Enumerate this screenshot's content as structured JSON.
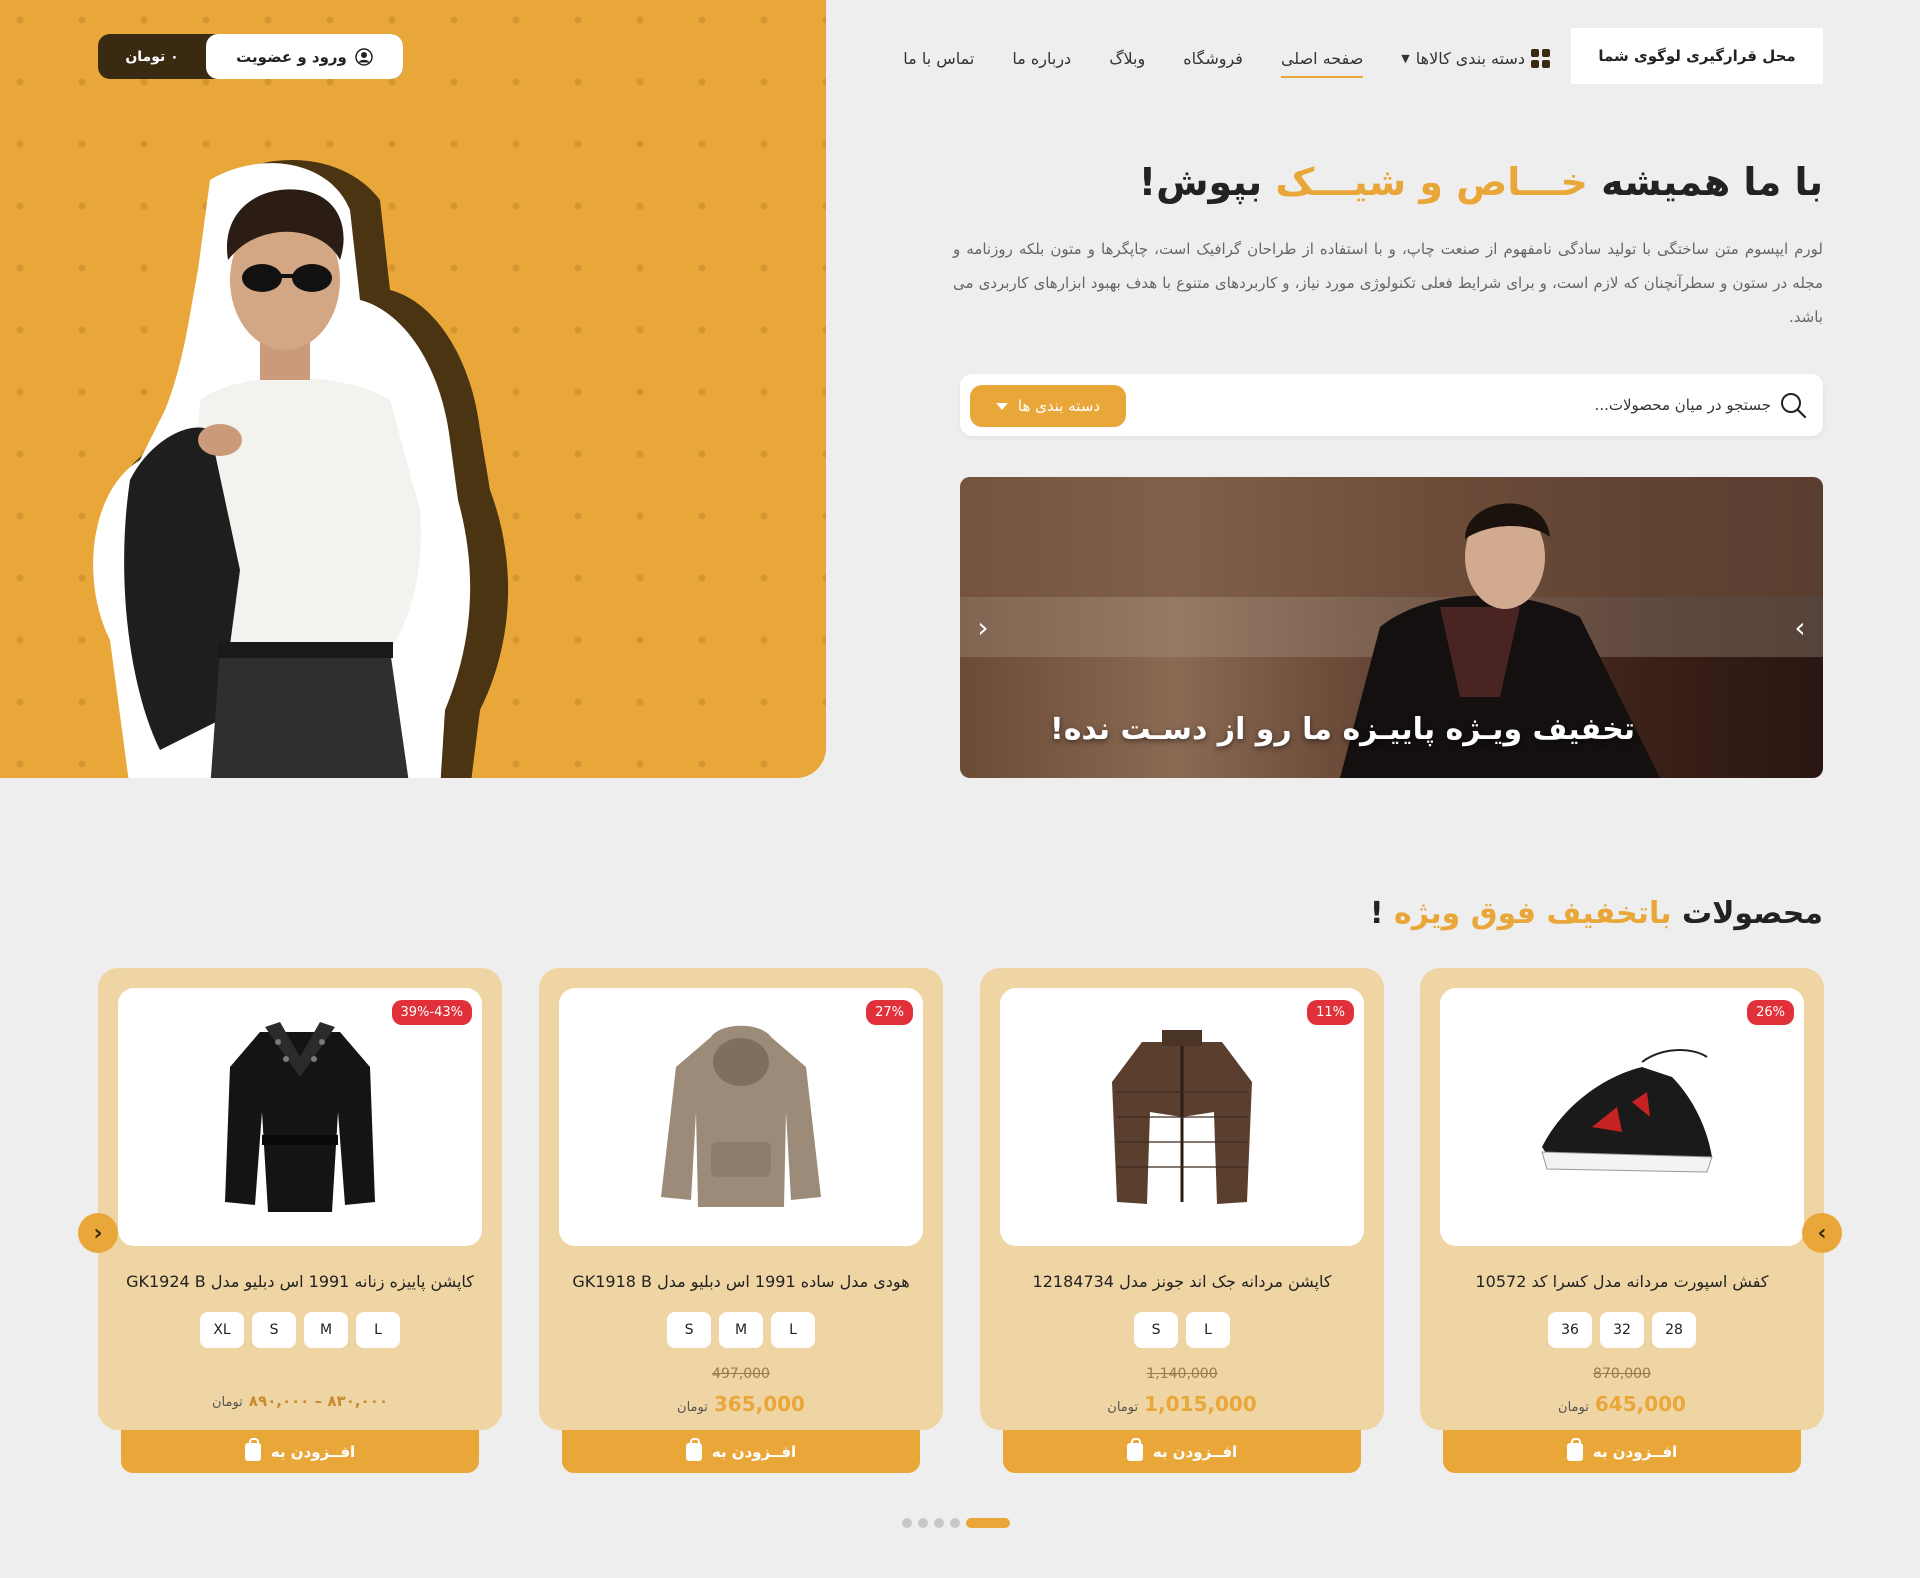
{
  "header": {
    "cart_amount": "۰ تومان",
    "login_label": "ورود و عضویت",
    "logo_text": "محل قرارگیری لوگوی شما"
  },
  "nav": {
    "categories": "دسته بندی کالاها",
    "home": "صفحه اصلی",
    "shop": "فروشگاه",
    "blog": "وبلاگ",
    "about": "درباره ما",
    "contact": "تماس با ما"
  },
  "hero": {
    "title_prefix": "با ما همیشه",
    "title_accent": "خـــاص و شیـــک",
    "title_suffix": "بپوش!",
    "description": "لورم ایپسوم متن ساختگی با تولید سادگی نامفهوم از صنعت چاپ، و با استفاده از طراحان گرافیک است، چاپگرها و متون بلکه روزنامه و مجله در ستون و سطرآنچنان که لازم است، و برای شرایط فعلی تکنولوژی مورد نیاز، و کاربردهای متنوع با هدف بهبود ابزارهای کاربردی می باشد."
  },
  "search": {
    "placeholder": "جستجو در میان محصولات...",
    "category_label": "دسته بندی ها"
  },
  "slider": {
    "caption": "تخفیف ویـژه پاییـزه ما رو از دسـت نده!"
  },
  "section": {
    "title_prefix": "محصولات",
    "title_accent": "باتخفیف فوق ویژه",
    "title_suffix": "!"
  },
  "products": [
    {
      "title": "کفش اسپورت مردانه مدل کسرا کد 10572",
      "badge": "26%",
      "sizes": [
        "28",
        "32",
        "36"
      ],
      "old_price": "870,000",
      "price": "645,000",
      "currency": "تومان",
      "image": "sneaker-icon"
    },
    {
      "title": "کاپشن مردانه جک اند جونز مدل 12184734",
      "badge": "11%",
      "sizes": [
        "L",
        "S"
      ],
      "old_price": "1,140,000",
      "price": "1,015,000",
      "currency": "تومان",
      "image": "puffer-jacket-icon"
    },
    {
      "title": "هودی مدل ساده 1991 اس دبلیو مدل GK1918 B",
      "badge": "27%",
      "sizes": [
        "L",
        "M",
        "S"
      ],
      "old_price": "497,000",
      "price": "365,000",
      "currency": "تومان",
      "image": "hoodie-icon"
    },
    {
      "title": "کاپشن پاییزه زنانه 1991 اس دبلیو مدل GK1924 B",
      "badge": "39%-43%",
      "sizes": [
        "L",
        "M",
        "S",
        "XL"
      ],
      "old_price": "",
      "price": "۸۳۰,۰۰۰ – ۸۹۰,۰۰۰",
      "currency": "تومان",
      "image": "coat-icon"
    }
  ],
  "add_to_cart": "افــزودن به",
  "colors": {
    "accent": "#e9a73a",
    "dark": "#3a2a12",
    "card_bg": "#f0d5a4",
    "badge": "#e0313a"
  }
}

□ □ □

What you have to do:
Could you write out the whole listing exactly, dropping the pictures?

Exercise response:
Enumerate this screenshot's content as structured JSON.
{
  "header": {
    "cart_amount": "۰ تومان",
    "login_label": "ورود و عضویت",
    "logo_text": "محل قرارگیری لوگوی شما"
  },
  "nav": {
    "categories": "دسته بندی کالاها",
    "home": "صفحه اصلی",
    "shop": "فروشگاه",
    "blog": "وبلاگ",
    "about": "درباره ما",
    "contact": "تماس با ما"
  },
  "hero": {
    "title_prefix": "با ما همیشه",
    "title_accent": "خـــاص و شیـــک",
    "title_suffix": "بپوش!",
    "description": "لورم ایپسوم متن ساختگی با تولید سادگی نامفهوم از صنعت چاپ، و با استفاده از طراحان گرافیک است، چاپگرها و متون بلکه روزنامه و مجله در ستون و سطرآنچنان که لازم است، و برای شرایط فعلی تکنولوژی مورد نیاز، و کاربردهای متنوع با هدف بهبود ابزارهای کاربردی می باشد."
  },
  "search": {
    "placeholder": "جستجو در میان محصولات...",
    "category_label": "دسته بندی ها"
  },
  "slider": {
    "caption": "تخفیف ویـژه پاییـزه ما رو از دسـت نده!"
  },
  "section": {
    "title_prefix": "محصولات",
    "title_accent": "باتخفیف فوق ویژه",
    "title_suffix": "!"
  },
  "products": [
    {
      "title": "کفش اسپورت مردانه مدل کسرا کد 10572",
      "badge": "26%",
      "sizes": [
        "28",
        "32",
        "36"
      ],
      "old_price": "870,000",
      "price": "645,000",
      "currency": "تومان",
      "image": "sneaker-icon"
    },
    {
      "title": "کاپشن مردانه جک اند جونز مدل 12184734",
      "badge": "11%",
      "sizes": [
        "L",
        "S"
      ],
      "old_price": "1,140,000",
      "price": "1,015,000",
      "currency": "تومان",
      "image": "puffer-jacket-icon"
    },
    {
      "title": "هودی مدل ساده 1991 اس دبلیو مدل GK1918 B",
      "badge": "27%",
      "sizes": [
        "L",
        "M",
        "S"
      ],
      "old_price": "497,000",
      "price": "365,000",
      "currency": "تومان",
      "image": "hoodie-icon"
    },
    {
      "title": "کاپشن پاییزه زنانه 1991 اس دبلیو مدل GK1924 B",
      "badge": "39%-43%",
      "sizes": [
        "L",
        "M",
        "S",
        "XL"
      ],
      "old_price": "",
      "price": "۸۳۰,۰۰۰ – ۸۹۰,۰۰۰",
      "currency": "تومان",
      "image": "coat-icon"
    }
  ],
  "add_to_cart": "افــزودن به",
  "colors": {
    "accent": "#e9a73a",
    "dark": "#3a2a12",
    "card_bg": "#f0d5a4",
    "badge": "#e0313a"
  }
}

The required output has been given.